I love the textures of this photograph. It was taken with a telephoto lens, not a macro, as I did not own one at this point. Still, the detail came out perfectly, even the little snail tucked under one of the crevices in the broken trunk of the live oak. There is a subtle, yet almost violent movement in the lines, which lead to the center, but the many fissures and cracks scatter one’s attention.
“Boneyard Beach” on Big Talbot Island just north of Jacksonville, Florida is aptly named because of the many skeletons of driftwood trees left behind by hurricanes and time. This one must’ve fallen a number of years ago, because even the jagged edges had been smoothed, and I could run my hands over the wood without fear of splinters. The diameter of the trunk was about 6 inches at its widest, which made it a rather small live oak.
The gradients and ribboned-patterns in the wood are beautiful, and they were what drew me to woodworking and turning bowls on the lathe (another one of my hobbies) in the first place. Although these would have been enough to make and interesting composition, it is that little tulip snail that is almost hidden in plain sight that makes the photograph. When I first took the photograph, I didn’t notice the little snail. Now, however, I cannot draw my eyes away from it. It is a subtle sign of life clinging to the underside of the long dead tree.
I can’t put my finger precisely on what feeling it evokes in me, but I sense a certain kinship with the snail. It is a survivor amongst a powerful and rough-hewn backdrop, yet a part of it is anchored to something that was destroyed by a power greater than it can ever possibly conceive. Perhaps, also, it is because the snail is alone, whether by choice or fate.
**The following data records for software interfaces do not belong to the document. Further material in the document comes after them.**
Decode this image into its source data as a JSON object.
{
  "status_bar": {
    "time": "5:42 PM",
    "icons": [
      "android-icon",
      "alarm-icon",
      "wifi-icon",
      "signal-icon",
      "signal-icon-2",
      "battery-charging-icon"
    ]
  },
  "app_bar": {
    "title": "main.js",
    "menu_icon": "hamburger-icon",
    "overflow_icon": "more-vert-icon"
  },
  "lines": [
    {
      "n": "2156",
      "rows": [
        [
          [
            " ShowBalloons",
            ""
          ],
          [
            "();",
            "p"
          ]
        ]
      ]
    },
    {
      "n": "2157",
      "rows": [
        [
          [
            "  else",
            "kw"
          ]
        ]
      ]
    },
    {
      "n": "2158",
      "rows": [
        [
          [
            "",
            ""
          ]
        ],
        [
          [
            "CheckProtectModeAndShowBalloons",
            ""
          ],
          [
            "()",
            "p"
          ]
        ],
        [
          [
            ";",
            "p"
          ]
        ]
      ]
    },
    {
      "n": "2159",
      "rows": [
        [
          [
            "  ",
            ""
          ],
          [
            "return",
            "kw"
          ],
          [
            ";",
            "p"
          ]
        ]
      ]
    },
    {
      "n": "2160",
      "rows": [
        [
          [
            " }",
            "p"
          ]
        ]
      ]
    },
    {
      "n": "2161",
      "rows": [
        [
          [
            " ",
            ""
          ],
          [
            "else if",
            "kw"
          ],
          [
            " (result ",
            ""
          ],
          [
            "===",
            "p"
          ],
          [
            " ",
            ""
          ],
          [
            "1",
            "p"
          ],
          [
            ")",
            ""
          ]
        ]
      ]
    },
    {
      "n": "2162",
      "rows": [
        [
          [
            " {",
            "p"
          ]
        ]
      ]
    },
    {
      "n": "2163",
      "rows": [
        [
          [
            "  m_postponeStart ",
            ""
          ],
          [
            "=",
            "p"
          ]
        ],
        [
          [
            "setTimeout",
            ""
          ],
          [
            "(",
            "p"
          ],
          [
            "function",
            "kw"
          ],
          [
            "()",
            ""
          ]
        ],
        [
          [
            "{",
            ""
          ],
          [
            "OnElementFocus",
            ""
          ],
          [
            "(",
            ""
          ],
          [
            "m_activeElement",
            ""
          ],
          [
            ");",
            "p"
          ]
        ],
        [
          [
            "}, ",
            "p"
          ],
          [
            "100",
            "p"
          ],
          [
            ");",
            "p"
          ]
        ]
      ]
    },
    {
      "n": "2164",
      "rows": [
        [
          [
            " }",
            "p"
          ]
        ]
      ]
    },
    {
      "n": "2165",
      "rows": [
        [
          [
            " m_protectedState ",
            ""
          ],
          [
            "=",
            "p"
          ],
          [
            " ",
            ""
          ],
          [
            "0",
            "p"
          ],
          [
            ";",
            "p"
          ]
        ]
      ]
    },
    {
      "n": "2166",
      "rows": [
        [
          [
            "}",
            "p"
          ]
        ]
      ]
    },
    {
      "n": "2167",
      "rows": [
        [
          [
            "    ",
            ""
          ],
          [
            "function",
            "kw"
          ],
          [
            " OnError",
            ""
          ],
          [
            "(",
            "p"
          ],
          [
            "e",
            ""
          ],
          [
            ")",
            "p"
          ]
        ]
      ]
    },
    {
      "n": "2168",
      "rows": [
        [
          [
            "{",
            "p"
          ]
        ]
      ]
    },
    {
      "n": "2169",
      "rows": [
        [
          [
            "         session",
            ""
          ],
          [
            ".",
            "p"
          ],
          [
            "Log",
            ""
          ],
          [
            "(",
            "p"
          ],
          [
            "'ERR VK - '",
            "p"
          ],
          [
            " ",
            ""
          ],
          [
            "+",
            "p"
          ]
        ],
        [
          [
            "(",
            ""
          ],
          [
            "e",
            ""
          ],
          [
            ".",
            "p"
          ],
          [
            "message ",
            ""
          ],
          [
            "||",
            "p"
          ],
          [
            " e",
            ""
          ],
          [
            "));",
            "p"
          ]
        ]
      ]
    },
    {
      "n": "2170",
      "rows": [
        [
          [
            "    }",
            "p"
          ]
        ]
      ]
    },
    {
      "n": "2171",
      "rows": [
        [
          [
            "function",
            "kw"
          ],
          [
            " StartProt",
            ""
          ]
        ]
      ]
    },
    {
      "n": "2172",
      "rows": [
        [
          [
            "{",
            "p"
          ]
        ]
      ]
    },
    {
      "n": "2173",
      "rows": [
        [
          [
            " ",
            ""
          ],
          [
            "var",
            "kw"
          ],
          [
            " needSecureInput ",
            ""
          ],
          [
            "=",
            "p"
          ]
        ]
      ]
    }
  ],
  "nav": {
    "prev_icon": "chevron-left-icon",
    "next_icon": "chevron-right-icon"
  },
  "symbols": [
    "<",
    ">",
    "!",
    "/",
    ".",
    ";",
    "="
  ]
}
Whether it is a hermit or in exile, I can only venture to guess, but I cannot help anthropomorphizing the little tulip snail whatever its true reason for being there.